Ecosystems are connected across the Earth, so we’re digging deep into how everything works together and what’s below the surface.
What is an Ecosystem?
An ecosystem is a community of living organisms and nonliving things in a area, interacting as a system.
Layers of the Earth
- Outer Core
- Inner Core
What did your neighborhood look like 10 years ago? 100 years ago? 100,000 years ago?
On your next visit to a nature space near you, see if you can find the answers to these questions:
- What kind of ecosystem do you think was here?
- What kind of wildlife used to live here? Do they still?
- What would happen to communities downstream if our current ecosystem drastically changed?
Look for evidence that the area is connected to another place or community. Rocks, invasive species, or even human impacts can show evidence of impact from other communities or even countries from around the world!
Do some research!
- Find an old photo of someplace near you, and compare with what it looks like now.
- What has changed because of natural causes (weather events, erosion, or droughts)? What has changed because of human causes (mining, construction, pollution)?
Option 1: Water Cycle Terrarium
Create A terrarium that has a sealed lid and plenty of nutrients can last decades. Nutrients, water and energy cycle continuously in a terrarium, making it a perfect example of an mini-ecosystem. As a closed system, it shouldn’t need additional water or food.
- In order for your terrarium to work, you need a sealable clear jar (sunlight must still be able to reach plants inside). You can have fun with the shape!
- Then layer rocks and sand to create a “riparian layer”. This allows a space for water to collect and drain after it condenses in the inside of the jar. Experiment with thickness of rock and sand depending on your jar shape.
- Add a thin layer of charcoal, such as aquarium charcoal or natural coals (not briquettes) to help keep the filter the water cycle. This will help keep you soil and plants healthy.
- On top of that put fertile soil (like potting soil) before placing your producers (plants). Make sure to pick small plants that will do well in the amount of sunlight where you’ll place your terrarium and with high humidity. Moss or Oak Leaf Creeping Fig are great examples.
- Then you want to make sure to introduce decomposers to help cycle nutrients. These can be in the form of ting “spring tails” bugs or worms.
- Then add a little water to water your plants and moisten the soil. If you add the right amount, you’ll only see condensation inside your terrarium in the mornings and evening after sealing it. If you see too much condensation, you can open, wipe out excess moisture and reseal.
- Finally decorate with twigs, rocks, shells or any decoration you desire. And add a little water to water your plants and moisten the soil. Then seal the terrarium and enjoy!

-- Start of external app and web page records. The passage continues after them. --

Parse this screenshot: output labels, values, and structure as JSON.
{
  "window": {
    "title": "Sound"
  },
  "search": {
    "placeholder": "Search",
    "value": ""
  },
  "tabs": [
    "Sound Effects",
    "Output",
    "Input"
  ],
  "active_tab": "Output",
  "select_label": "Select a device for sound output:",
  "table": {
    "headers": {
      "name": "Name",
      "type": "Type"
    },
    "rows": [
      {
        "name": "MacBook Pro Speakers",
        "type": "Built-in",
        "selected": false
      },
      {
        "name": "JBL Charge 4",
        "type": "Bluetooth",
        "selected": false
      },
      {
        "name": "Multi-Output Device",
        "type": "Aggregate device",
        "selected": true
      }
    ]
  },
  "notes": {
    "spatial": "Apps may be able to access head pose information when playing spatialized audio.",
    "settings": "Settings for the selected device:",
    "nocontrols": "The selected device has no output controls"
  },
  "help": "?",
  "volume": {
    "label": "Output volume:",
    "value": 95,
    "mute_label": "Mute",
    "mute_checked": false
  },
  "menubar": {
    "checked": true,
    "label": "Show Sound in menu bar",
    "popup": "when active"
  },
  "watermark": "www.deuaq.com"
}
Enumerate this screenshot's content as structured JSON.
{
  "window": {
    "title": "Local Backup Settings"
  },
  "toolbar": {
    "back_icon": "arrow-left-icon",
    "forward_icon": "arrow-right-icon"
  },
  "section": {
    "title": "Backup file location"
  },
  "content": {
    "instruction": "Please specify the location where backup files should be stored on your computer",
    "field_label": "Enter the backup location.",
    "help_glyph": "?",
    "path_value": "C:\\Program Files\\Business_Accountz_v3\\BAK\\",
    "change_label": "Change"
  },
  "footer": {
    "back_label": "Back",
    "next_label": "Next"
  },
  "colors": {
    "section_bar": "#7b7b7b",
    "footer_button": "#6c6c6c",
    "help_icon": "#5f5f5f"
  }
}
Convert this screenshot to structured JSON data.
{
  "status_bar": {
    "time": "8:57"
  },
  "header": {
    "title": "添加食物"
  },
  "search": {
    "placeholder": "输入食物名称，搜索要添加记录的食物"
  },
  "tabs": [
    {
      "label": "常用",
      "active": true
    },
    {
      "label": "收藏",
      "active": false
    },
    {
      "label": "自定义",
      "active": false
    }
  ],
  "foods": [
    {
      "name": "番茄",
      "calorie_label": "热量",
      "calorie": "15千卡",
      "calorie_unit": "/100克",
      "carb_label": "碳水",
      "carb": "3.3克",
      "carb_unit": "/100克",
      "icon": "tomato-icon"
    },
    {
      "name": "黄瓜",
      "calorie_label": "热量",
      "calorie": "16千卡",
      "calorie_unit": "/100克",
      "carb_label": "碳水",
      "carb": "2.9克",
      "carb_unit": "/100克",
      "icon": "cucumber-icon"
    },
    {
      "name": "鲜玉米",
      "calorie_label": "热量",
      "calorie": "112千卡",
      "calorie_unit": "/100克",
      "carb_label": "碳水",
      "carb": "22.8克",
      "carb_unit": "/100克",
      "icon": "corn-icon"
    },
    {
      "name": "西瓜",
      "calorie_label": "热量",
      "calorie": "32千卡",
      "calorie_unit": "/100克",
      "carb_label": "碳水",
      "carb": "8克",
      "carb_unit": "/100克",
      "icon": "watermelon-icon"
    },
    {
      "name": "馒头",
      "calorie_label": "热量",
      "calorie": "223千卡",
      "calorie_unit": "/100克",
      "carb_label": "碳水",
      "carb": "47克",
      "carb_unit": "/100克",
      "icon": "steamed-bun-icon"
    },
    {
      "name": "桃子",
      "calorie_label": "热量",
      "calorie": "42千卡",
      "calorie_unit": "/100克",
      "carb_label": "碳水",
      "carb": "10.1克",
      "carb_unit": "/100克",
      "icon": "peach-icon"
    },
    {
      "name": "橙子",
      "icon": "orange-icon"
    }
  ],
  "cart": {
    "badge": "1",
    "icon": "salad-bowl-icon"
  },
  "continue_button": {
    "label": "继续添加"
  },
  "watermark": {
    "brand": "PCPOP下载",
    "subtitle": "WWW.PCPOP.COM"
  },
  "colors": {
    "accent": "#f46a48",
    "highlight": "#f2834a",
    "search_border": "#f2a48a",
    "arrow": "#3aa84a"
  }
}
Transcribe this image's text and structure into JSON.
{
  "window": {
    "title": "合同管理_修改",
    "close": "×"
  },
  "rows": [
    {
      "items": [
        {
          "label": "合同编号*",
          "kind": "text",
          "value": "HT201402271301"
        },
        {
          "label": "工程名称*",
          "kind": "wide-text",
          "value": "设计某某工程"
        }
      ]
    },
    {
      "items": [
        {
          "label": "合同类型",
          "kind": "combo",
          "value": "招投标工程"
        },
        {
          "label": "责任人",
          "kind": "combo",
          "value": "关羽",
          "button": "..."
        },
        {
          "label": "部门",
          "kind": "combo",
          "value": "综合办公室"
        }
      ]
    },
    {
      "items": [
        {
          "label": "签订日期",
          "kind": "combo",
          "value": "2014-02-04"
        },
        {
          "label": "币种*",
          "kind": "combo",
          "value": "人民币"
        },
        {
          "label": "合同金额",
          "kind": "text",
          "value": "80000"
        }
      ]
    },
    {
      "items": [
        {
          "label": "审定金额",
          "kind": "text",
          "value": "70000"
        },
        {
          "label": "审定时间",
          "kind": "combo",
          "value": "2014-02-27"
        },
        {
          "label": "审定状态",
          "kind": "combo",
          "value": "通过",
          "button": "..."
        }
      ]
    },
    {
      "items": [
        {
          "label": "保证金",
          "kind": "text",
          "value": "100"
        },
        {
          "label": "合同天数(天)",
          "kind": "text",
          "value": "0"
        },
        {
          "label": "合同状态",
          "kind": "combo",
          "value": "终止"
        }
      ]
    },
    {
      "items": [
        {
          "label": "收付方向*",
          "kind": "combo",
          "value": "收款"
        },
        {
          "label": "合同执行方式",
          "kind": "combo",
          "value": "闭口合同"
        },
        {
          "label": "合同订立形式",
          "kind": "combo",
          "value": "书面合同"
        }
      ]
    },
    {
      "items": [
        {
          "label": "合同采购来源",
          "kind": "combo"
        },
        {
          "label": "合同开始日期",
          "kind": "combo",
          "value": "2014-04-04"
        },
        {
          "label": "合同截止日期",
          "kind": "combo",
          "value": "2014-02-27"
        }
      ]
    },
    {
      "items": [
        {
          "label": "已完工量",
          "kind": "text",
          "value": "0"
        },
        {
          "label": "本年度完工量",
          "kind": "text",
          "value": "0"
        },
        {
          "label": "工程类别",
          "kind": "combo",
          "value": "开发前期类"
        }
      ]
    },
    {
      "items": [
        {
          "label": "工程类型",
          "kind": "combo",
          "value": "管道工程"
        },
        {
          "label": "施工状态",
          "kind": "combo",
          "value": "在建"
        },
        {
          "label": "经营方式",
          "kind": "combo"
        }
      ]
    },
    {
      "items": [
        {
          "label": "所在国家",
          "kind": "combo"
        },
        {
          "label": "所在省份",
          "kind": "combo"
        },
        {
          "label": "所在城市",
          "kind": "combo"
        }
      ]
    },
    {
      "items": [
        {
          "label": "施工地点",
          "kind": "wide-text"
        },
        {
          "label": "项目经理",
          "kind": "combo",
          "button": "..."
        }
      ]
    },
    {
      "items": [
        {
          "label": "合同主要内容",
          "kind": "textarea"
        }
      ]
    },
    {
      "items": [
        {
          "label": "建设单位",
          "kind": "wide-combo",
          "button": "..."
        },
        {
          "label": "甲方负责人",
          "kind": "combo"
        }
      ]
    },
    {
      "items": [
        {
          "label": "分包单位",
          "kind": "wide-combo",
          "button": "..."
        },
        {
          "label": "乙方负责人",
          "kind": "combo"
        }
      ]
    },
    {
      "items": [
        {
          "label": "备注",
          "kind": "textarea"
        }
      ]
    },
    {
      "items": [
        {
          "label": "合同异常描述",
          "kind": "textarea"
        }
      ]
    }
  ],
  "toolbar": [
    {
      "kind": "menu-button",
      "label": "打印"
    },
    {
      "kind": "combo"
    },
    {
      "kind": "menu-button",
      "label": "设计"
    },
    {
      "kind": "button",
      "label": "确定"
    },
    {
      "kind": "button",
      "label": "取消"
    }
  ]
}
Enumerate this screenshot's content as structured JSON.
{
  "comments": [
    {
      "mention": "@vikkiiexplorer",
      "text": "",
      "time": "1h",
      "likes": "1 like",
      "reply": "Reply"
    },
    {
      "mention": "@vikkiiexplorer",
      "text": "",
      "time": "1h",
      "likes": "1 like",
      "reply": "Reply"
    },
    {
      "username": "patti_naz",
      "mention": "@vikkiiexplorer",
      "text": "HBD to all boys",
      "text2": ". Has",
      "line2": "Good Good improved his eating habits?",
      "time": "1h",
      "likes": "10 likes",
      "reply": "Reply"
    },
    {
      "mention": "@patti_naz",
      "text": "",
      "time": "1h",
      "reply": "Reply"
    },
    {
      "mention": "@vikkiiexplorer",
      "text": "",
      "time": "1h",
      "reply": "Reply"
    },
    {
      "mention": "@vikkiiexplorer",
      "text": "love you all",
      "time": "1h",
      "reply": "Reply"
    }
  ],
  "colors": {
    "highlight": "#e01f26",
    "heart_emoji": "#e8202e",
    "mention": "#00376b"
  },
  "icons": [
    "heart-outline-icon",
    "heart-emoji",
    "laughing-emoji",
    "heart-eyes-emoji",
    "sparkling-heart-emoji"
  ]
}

Additional Projects and Materials
Additional Resources and Activities
Dig deeper with Our Earth in these additional coloring sheets, activity booklet, and other short videos.
- Water Pollution & Conservation Booklet
- Carbon Cycle Worksheet
- Earth’s Layers Coloring Worksheet
- Water Cycle Coloring Sheet
- Geology Parfaits Activity
- Guide to Plate Boundaries
- When 27M Tons of African Dust falls upon Amazon｜National Geographic-Video
- Phytoplankton: Arguably the Most Important Life on Earth-Video
- Plastic Ocean -Video[**Warning: Viewing includes deceased wildlife due to plastic consumption**]